• Interface dataset entries
————

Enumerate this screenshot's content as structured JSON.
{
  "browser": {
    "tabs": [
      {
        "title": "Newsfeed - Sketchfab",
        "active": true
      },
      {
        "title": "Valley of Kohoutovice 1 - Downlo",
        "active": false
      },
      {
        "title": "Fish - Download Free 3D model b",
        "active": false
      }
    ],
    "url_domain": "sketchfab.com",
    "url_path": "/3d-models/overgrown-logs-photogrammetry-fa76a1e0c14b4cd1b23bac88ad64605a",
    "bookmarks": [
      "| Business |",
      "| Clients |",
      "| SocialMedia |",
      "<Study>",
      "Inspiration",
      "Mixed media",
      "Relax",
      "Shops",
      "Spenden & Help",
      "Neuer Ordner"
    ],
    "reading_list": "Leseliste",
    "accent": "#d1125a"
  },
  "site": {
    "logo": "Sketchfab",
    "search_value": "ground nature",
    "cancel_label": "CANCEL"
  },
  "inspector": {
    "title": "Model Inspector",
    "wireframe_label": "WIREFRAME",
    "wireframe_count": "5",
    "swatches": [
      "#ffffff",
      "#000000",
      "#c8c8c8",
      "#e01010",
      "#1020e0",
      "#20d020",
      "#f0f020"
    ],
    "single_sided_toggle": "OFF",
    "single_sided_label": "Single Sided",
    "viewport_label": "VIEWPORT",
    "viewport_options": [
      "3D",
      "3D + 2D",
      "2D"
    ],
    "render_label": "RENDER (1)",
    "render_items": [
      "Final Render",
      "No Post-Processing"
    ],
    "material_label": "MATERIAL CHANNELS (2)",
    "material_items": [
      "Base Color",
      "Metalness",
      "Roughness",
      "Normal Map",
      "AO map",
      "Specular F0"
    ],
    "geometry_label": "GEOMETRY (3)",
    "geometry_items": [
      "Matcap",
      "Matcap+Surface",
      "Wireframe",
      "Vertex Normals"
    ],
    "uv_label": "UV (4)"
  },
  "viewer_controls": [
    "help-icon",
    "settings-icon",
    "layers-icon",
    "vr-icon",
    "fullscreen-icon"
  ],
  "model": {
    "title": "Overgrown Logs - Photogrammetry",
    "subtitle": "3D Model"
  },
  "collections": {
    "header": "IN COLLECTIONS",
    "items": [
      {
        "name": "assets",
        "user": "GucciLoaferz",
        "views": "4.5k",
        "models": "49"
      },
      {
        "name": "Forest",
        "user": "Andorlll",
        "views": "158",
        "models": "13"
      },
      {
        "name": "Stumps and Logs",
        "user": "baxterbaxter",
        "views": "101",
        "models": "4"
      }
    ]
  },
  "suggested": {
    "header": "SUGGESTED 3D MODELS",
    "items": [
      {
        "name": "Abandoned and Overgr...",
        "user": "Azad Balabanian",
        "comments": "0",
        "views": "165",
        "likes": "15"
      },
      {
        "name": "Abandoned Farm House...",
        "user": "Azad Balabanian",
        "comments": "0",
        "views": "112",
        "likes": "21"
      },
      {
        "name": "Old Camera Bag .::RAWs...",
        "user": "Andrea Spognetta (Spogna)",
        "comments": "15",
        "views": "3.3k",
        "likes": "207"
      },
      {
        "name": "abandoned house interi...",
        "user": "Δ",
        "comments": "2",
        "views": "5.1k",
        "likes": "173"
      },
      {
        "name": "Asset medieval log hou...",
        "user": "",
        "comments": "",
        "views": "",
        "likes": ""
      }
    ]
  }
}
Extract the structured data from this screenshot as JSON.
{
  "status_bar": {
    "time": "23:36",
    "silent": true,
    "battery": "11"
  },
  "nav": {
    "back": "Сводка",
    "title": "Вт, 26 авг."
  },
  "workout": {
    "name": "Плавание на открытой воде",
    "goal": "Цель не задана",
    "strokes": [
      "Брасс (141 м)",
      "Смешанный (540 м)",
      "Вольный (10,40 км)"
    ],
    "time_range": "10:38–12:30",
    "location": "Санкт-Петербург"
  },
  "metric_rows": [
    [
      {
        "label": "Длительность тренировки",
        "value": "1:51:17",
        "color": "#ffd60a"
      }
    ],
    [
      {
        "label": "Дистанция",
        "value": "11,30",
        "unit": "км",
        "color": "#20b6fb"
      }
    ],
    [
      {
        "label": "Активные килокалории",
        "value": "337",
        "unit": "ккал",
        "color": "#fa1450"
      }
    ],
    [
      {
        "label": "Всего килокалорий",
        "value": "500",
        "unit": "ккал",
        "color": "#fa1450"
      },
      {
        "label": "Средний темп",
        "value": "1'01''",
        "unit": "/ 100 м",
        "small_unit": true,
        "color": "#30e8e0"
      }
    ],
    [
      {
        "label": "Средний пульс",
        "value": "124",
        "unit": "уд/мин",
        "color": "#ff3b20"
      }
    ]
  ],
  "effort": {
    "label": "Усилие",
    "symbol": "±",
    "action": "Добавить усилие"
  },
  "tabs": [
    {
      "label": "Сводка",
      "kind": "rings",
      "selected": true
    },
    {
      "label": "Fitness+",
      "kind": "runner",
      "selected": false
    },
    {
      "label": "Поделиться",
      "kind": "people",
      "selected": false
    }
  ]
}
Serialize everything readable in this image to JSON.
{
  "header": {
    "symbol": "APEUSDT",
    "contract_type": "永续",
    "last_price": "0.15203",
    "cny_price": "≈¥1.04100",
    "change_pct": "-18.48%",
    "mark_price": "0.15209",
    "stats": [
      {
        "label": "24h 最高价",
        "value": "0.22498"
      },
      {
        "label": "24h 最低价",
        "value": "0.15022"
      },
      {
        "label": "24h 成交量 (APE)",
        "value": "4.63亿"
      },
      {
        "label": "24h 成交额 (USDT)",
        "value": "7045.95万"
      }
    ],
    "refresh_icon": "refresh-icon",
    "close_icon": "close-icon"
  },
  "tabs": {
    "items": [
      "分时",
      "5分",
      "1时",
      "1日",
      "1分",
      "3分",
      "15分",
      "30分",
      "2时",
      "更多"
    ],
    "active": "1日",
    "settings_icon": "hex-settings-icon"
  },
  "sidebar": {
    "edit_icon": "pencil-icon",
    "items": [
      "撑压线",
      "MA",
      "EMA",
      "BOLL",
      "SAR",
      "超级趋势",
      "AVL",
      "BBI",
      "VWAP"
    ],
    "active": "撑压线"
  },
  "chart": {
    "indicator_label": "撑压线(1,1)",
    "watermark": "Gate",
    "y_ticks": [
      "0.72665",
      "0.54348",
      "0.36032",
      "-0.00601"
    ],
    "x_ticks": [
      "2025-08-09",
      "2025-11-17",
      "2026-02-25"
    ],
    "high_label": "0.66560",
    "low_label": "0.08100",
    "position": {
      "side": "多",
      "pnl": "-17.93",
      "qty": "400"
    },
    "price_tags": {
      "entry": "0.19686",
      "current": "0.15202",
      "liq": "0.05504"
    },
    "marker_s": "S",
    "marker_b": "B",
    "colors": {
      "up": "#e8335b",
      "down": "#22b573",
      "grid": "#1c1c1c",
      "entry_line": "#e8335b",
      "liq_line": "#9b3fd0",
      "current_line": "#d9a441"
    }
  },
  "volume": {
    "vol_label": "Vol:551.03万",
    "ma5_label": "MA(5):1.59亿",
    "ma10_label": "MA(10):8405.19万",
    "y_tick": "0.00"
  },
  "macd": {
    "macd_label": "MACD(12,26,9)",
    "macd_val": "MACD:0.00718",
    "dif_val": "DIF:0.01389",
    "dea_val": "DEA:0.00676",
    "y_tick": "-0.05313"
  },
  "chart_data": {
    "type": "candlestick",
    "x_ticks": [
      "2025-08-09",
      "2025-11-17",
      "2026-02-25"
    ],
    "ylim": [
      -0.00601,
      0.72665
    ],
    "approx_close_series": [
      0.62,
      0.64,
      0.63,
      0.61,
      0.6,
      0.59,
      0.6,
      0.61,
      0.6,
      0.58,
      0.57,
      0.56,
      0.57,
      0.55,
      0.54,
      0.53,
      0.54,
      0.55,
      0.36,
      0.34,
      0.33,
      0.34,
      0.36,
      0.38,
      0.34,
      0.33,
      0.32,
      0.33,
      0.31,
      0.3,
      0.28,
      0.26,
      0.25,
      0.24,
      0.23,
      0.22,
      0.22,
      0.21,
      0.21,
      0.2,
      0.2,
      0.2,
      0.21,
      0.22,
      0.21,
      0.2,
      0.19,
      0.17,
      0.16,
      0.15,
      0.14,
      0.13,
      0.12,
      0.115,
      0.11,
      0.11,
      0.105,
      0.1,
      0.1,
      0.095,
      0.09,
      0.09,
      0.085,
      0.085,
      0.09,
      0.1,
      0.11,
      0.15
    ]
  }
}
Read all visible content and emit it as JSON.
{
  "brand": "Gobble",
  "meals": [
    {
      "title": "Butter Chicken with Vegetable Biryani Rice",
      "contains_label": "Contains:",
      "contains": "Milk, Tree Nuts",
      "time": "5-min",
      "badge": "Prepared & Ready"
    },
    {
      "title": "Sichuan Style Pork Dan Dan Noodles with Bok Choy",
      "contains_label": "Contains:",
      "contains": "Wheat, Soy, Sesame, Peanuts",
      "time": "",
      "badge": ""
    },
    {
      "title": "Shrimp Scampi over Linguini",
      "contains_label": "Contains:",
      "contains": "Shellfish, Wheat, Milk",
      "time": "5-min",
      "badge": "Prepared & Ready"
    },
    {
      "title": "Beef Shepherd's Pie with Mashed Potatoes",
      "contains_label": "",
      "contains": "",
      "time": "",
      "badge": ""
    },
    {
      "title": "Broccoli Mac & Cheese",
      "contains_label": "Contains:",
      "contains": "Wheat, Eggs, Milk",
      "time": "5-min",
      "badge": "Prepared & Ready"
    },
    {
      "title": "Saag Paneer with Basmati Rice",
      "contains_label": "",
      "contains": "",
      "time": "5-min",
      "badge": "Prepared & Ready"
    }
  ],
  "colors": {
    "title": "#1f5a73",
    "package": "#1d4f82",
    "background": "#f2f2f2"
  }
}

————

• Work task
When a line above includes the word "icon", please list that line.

• Reply to the task
    "help-icon",
    "settings-icon",
    "layers-icon",
    "vr-icon",
    "fullscreen-icon"
    "refresh_icon": "refresh-icon",
    "close_icon": "close-icon"
    "settings_icon": "hex-settings-icon"
    "edit_icon": "pencil-icon",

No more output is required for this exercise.